President Donald Trump said on Friday he would sign an executive order as soon as Saturday to ban TikTok in the United States, ratcheting up the pressure on the popular short-video app’s Chinese owner to sell it.
The move would be the culmination of U.S. national security concerns over the safety of the personal data that TikTok handles. It would represent a major blow for TikTok’s owner, Beijing-based ByteDance, which became one of only a handful of truly global Chinese conglomerates thanks to app’s commercial success.
Trump’s announcement followed frantic negotiations on Friday between the White House, ByteDance and potential buyers of TikTok, including Microsoft Corp.
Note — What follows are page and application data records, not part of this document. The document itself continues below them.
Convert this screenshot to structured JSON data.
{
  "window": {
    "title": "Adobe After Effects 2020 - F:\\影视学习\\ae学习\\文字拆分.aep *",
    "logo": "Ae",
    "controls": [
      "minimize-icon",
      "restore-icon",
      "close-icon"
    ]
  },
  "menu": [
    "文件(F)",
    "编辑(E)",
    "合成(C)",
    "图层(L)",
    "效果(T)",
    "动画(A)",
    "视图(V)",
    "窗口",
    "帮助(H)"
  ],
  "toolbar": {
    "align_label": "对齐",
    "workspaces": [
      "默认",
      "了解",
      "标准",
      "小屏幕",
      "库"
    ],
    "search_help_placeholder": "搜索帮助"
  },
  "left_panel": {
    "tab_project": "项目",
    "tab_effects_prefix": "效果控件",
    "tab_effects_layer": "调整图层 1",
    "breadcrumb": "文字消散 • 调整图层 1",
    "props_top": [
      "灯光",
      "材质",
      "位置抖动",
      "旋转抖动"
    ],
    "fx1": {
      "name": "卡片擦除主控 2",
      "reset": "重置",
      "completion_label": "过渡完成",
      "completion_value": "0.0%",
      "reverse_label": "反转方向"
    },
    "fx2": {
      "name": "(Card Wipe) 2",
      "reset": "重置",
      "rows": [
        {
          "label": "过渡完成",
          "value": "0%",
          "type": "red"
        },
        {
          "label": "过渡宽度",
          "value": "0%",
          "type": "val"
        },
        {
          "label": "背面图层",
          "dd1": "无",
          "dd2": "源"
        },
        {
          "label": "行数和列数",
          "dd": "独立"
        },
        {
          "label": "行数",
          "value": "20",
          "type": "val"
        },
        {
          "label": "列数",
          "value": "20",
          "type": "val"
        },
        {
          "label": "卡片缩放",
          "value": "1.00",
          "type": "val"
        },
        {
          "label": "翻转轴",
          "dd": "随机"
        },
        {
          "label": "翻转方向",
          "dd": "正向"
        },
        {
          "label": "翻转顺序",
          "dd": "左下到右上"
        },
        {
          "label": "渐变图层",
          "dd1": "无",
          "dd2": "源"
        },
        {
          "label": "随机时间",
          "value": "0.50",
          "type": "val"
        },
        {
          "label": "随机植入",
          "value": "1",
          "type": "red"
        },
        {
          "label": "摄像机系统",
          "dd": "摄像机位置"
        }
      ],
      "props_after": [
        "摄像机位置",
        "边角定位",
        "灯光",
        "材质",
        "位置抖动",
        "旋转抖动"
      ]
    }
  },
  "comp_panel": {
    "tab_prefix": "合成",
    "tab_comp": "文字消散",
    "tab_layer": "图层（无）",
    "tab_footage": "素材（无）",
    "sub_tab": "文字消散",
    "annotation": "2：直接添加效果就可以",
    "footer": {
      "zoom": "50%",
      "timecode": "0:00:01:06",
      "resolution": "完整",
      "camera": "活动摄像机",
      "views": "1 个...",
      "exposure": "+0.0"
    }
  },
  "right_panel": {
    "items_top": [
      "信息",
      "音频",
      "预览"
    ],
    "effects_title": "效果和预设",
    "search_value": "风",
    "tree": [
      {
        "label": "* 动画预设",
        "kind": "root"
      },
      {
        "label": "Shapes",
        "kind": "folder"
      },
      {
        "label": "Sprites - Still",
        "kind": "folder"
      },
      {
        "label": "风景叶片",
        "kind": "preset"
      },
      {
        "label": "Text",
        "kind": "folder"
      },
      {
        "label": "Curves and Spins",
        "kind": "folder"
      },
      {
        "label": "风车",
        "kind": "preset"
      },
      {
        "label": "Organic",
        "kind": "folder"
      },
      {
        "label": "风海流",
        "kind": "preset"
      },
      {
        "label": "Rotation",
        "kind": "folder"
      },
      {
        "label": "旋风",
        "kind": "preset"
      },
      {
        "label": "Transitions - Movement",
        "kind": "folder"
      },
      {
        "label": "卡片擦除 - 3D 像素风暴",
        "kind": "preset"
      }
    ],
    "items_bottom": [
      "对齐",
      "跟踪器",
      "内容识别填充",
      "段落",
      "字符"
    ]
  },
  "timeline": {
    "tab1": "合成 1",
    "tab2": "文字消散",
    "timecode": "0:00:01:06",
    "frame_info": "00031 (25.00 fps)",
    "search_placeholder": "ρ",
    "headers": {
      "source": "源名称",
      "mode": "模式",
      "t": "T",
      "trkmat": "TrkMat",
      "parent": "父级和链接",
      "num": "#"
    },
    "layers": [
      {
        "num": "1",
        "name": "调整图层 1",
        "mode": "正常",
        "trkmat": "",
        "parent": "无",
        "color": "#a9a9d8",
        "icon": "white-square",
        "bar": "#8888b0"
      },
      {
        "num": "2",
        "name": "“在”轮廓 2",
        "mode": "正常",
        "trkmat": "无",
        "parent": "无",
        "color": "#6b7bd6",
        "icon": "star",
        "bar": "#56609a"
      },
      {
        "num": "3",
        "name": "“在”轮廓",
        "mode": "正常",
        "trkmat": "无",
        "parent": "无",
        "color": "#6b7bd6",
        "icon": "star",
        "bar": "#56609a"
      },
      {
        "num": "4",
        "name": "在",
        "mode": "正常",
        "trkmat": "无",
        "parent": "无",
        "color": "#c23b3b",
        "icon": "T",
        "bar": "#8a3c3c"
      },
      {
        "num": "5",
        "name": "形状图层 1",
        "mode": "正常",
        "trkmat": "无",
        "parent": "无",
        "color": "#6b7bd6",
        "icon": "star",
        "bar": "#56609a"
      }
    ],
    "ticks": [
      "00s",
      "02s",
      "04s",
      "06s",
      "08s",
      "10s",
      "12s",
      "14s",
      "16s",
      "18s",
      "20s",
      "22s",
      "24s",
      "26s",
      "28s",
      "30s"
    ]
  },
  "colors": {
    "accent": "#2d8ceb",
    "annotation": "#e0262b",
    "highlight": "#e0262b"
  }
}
They failed to produce a deal that would result in the Chinese company shedding the app’s U.S. operations, according to people familiar with the matter. The talks are expected to continue in the coming days.
While Microsoft already owns professional social media network LinkedIn, it would face fewer regulatory hurdles in acquiring TikTok than its more direct competitors, such as FaceBook Inc, one of the sources said.
But ByteDance’s valuation expectations for TikTok of more than $50 billion, and its insistence on retaining a minority stake in the app complicated deal talks, another source said.
“Not the deal that you have been hearing about, that they are going to buy and sell… and Microsoft and another one. We are not an M&A (mergers and acquisitions) country,” Trump said.
It was not immediately clear what authority Trump had to ban TikTok, which has up to 80 million active monthly users in the United States. It was also not clear how the ban would be enforced and what legal challenges it would face.
ByteDance, Microsoft and the U.S. Treasury Department, which chairs the government panel that has been reviewing ByteDance’s ownership of TikTok, declined to comment.
“While we do not comment on rumors or speculation, we are confident in the long-term success of TikTok,” TikTok said in a statement.
As relations between the United States and China deteriorate over trade, Hong Kong’s autonomy, cyber security and the spread of the novel coronavirus, TikTok has emerged as a flashpoint in the dispute between the world’s two largest economies.
Last week, the U.S. Senate Committee on Homeland Security and Governmental Affairs unanimously passed a bill that would bar U.S. federal employees from using TikTok on government-issued devices. It will be taken up by the full Senate for a vote. The House of Representatives has already voted for a similar measure.
ByteDance has been considering a range of options for TikTok amid pressure from the United States to relinquish control of the app, which allows users to create short videos with special effects and has become wildly popular with U.S. teenagers.
ByteDance has received a proposal from some of its investors, including Sequoia and General Atlantic, to transfer majority ownership of TikTok to them. The proposal values TikTok at about $50 billion, but some ByteDance executives believe the app is worth more than that.
ByteDance has also fielded acquisition interest in TikTok from other companies and investment firms.
ByteDance acquired Shanghai-based video app Musical.ly in a $1 billion deal in 2017 and relaunched it as TikTok the following year. ByteDance did not seek approval for the acquisition from CFIUS, which reviews deals for potential national security risks. Last year CFIUS had opened an investigation into TikTok.
The United States has been increasingly scrutinizing app developers over the personal data they handle, especially if some of it involves U.S. military or intelligence personnel. Ordering the divestment of TikTok would not be the first time the White House has taken action over such concerns.
Earlier this year, Chinese gaming company Beijing Kunlun Tech Co Ltd sold Grindr LLC, a popular gay dating app it bought in 2016, for $620 million after being ordered by CFIUS to divest.
In 2018, CFIUS forced China’s Ant Financial to scrap plans to buy MoneyGram International Inc over concerns about the safety of data that could identify U.S. citizens.
ByteDance was valued at as much as $140 billion earlier this year when one of its shareholders, Cheetah Mobile, sold a small stake in a private deal. The startup’s investors include Japan’s SoftBank Group Corp.
The bulk of ByteDance’s revenue comes from advertising on apps under its Chinese operations including Douyin – a Chinese version of TikTok – and news aggregator app Jinri Toutiao, as well as video-streaming app Xigua and Pipixia, an app for jokes and humorous videos.
Some of the company’s other overseas apps include work collaboration tool Lark and music streaming app Resso.
TikTok CEO Kevin Mayer, a former Walt Disney Co executive, said in a blog post on Wednesday that the company was committed to following U.S. laws, and was allowing experts to observe its moderation policies and examine the code that drives its algorithms.